Supplied entries Block Start

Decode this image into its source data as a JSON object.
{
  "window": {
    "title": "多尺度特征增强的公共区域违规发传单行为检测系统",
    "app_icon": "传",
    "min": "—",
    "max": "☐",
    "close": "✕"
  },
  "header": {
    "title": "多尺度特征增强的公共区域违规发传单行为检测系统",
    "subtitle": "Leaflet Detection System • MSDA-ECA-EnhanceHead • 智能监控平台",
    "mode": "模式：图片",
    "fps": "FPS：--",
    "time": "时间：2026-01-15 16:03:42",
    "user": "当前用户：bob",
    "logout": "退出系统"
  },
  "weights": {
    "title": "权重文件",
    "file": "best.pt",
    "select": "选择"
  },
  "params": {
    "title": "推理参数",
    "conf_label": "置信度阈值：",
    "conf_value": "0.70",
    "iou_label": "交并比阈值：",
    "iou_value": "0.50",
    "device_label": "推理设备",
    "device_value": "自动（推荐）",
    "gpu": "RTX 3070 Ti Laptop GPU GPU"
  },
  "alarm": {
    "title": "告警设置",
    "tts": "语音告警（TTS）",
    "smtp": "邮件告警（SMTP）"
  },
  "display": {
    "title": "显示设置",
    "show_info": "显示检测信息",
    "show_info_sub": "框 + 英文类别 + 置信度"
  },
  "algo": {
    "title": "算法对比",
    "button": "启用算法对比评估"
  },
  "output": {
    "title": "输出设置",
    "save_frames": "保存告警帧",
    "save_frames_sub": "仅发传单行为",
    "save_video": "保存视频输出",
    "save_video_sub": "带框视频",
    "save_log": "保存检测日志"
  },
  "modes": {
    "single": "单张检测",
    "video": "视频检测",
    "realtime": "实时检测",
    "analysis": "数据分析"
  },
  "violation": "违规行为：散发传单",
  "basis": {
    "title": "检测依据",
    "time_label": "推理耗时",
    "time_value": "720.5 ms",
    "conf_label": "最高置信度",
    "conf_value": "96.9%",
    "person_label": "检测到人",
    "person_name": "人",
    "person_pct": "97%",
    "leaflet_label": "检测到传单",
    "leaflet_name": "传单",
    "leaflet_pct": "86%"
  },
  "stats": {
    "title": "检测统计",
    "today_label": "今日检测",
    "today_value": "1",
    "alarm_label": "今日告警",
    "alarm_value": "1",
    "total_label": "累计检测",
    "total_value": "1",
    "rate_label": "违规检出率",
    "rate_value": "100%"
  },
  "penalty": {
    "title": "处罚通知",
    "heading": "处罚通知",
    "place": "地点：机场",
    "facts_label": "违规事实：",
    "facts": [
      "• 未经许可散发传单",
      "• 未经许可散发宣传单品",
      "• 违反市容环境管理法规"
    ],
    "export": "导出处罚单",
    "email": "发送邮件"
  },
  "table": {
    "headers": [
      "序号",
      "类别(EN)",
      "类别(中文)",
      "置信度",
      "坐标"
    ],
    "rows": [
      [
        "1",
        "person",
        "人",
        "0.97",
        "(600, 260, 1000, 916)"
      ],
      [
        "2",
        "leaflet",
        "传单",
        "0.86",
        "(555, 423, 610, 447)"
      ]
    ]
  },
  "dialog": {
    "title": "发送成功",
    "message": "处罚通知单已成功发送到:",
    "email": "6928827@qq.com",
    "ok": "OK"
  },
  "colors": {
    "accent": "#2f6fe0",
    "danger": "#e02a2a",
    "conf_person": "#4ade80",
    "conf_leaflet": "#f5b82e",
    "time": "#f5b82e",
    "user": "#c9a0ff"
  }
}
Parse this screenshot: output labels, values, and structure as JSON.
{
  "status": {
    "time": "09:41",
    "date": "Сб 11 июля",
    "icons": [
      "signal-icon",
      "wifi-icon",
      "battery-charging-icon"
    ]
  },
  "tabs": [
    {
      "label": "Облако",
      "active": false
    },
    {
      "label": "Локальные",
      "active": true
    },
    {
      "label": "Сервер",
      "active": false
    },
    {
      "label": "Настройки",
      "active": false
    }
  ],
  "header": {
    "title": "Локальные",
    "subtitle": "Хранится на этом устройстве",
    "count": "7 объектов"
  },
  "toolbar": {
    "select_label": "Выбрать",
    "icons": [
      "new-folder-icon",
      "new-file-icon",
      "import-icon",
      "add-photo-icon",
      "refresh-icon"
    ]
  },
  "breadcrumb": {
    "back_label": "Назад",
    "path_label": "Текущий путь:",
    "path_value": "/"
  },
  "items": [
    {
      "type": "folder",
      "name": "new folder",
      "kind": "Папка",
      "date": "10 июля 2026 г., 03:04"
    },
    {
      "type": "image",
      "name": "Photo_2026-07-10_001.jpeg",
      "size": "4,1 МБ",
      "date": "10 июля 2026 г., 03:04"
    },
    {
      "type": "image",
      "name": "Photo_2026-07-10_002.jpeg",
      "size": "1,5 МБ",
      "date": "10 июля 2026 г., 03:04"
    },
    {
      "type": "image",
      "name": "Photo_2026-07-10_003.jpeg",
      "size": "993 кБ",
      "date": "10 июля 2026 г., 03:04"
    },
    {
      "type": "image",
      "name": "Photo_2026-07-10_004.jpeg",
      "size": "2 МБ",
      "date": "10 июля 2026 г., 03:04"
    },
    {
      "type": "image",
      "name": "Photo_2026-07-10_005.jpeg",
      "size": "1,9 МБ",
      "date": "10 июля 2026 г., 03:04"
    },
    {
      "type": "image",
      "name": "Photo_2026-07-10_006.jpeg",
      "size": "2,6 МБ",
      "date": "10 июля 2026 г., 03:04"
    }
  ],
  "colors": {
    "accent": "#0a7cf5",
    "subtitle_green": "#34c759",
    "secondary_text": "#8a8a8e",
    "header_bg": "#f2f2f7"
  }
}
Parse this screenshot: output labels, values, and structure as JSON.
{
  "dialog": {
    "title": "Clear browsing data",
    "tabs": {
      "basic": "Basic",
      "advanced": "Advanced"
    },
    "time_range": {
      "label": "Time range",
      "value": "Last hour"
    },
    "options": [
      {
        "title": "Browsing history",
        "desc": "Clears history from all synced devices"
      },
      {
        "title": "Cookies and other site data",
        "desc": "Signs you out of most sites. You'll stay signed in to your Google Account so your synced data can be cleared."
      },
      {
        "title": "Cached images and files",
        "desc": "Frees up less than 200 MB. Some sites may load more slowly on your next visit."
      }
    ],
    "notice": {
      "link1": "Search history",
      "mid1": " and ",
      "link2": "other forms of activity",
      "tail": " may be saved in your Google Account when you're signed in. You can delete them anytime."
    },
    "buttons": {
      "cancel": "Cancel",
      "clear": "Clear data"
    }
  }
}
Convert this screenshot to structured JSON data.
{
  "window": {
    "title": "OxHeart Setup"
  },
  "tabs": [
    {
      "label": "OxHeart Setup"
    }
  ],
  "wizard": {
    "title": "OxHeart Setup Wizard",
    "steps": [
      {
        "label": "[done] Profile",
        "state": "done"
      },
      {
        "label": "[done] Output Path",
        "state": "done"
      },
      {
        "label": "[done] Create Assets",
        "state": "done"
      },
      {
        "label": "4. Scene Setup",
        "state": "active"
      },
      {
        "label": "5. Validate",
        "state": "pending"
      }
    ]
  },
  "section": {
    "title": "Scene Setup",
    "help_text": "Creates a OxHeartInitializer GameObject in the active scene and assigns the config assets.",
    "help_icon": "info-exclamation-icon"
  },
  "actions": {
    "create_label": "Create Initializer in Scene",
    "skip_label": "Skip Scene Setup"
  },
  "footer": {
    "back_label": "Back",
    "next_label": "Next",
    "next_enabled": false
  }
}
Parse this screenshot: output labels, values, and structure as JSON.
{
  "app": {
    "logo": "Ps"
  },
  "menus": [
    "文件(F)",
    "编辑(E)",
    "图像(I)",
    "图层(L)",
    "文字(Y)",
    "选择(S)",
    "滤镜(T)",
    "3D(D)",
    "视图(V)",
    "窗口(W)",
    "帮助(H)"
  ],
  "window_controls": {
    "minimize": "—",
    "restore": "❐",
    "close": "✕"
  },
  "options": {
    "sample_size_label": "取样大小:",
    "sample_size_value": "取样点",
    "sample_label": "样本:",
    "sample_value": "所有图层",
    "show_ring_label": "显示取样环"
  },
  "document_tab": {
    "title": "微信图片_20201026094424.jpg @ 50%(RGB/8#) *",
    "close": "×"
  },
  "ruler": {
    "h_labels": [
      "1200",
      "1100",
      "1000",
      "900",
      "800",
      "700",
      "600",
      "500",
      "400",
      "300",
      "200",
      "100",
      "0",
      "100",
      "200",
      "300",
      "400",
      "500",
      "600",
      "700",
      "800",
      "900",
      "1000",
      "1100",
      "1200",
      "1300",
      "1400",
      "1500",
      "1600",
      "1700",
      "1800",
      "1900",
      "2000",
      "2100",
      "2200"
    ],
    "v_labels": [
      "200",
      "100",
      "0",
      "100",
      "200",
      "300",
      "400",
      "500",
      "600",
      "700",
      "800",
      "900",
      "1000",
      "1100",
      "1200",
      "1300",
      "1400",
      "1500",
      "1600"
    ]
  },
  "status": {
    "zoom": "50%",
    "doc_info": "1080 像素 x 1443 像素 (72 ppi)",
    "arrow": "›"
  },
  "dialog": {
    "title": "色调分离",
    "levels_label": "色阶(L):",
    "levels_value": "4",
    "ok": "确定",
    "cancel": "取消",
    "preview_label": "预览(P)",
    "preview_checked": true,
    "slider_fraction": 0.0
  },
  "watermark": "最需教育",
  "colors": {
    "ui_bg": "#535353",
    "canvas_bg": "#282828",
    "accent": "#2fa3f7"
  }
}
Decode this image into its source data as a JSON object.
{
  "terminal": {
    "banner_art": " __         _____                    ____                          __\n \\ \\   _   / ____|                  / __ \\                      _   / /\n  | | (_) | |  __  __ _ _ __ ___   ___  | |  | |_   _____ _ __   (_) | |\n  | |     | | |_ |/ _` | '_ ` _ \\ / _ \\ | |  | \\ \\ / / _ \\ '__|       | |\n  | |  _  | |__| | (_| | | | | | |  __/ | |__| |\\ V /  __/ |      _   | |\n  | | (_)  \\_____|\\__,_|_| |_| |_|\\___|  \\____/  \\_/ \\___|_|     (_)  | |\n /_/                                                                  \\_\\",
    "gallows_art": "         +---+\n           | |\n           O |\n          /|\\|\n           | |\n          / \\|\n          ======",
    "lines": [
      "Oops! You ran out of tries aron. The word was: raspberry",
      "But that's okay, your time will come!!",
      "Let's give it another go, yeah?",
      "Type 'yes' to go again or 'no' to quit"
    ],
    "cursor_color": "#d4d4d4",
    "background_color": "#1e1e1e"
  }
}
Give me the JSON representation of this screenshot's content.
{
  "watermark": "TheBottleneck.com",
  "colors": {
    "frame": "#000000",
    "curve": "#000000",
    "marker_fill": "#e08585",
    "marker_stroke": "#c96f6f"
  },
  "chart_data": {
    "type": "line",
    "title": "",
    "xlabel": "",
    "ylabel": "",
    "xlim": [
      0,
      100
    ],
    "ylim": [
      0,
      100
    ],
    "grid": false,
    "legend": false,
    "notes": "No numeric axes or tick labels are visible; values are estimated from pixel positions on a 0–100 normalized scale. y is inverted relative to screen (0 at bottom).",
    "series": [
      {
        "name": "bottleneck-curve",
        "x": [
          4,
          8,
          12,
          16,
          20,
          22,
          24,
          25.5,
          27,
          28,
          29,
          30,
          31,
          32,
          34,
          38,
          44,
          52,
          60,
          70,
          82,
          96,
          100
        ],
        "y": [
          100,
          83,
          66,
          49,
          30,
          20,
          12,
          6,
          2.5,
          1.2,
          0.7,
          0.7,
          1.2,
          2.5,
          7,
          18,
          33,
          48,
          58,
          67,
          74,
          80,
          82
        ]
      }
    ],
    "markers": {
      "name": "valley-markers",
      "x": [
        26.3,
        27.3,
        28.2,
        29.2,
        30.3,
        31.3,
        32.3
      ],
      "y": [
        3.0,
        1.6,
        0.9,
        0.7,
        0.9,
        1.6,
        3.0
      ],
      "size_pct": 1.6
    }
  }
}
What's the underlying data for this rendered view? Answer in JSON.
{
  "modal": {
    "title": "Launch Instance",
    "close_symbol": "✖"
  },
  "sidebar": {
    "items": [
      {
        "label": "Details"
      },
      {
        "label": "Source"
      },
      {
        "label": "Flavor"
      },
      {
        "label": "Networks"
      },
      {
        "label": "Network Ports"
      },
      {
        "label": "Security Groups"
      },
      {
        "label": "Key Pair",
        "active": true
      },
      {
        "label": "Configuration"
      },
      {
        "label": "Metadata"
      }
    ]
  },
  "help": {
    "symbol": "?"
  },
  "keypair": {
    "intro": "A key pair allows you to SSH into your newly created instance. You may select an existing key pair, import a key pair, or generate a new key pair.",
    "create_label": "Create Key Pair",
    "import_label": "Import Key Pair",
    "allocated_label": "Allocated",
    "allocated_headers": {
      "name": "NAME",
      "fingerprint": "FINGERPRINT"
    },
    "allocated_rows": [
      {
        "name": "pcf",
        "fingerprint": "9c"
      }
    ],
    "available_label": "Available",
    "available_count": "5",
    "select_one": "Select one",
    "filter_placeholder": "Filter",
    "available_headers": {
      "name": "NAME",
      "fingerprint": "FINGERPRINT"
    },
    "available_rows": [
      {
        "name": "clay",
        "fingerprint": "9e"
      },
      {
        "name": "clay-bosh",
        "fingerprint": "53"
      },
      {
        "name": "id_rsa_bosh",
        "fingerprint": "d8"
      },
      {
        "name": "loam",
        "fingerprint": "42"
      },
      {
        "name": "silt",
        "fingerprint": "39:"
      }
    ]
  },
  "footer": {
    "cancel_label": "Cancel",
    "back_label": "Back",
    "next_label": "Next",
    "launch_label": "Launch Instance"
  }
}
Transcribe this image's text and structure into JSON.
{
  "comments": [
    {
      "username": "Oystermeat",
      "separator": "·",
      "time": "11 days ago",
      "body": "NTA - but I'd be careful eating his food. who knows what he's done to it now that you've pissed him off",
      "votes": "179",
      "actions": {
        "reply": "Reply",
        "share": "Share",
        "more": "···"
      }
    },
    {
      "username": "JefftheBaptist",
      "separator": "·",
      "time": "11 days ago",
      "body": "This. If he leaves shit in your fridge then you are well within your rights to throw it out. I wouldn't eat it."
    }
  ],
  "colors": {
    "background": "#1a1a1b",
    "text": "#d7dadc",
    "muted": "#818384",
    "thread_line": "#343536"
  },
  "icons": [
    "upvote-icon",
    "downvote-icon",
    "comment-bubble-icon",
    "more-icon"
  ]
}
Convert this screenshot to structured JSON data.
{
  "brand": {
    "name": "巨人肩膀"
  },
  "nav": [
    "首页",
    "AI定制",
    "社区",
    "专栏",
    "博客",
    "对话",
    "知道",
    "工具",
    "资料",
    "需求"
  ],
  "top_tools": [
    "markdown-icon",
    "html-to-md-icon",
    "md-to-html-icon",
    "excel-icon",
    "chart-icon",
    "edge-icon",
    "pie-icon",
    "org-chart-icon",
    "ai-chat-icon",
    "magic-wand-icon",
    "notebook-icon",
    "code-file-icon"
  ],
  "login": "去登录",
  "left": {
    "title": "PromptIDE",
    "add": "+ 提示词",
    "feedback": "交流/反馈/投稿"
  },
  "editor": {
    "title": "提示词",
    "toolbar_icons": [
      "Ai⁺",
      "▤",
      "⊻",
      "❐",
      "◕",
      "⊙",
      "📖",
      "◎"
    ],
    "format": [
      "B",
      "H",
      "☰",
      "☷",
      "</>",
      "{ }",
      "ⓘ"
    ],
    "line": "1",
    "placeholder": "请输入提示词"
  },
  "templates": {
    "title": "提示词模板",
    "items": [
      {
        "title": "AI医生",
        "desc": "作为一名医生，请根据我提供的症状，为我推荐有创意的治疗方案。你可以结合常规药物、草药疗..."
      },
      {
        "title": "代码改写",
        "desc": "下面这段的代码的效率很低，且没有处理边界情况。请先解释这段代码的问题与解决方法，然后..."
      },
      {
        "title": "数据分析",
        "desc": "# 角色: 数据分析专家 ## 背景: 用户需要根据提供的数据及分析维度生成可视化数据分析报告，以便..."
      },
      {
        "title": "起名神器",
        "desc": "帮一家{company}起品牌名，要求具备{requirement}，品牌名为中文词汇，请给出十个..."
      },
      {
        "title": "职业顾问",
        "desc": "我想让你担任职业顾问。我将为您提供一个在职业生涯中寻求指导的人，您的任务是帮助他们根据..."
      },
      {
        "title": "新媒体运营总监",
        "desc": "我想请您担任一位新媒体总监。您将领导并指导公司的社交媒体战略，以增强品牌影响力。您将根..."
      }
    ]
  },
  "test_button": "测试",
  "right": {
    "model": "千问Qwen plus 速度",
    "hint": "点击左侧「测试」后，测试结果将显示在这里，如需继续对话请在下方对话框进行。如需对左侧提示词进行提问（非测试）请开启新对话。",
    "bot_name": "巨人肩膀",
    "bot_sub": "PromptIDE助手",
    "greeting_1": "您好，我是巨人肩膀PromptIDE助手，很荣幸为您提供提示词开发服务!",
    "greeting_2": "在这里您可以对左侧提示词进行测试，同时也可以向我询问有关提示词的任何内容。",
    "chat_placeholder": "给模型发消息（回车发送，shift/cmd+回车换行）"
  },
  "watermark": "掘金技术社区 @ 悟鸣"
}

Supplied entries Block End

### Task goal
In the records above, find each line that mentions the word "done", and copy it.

### Exercise response
        "label": "[done] Profile",
        "state": "done"
        "label": "[done] Output Path",
        "state": "done"
        "label": "[done] Create Assets",
        "state": "done"
      "body": "NTA - but I'd be careful eating his food. who knows what he's done to it now that you've pissed him off",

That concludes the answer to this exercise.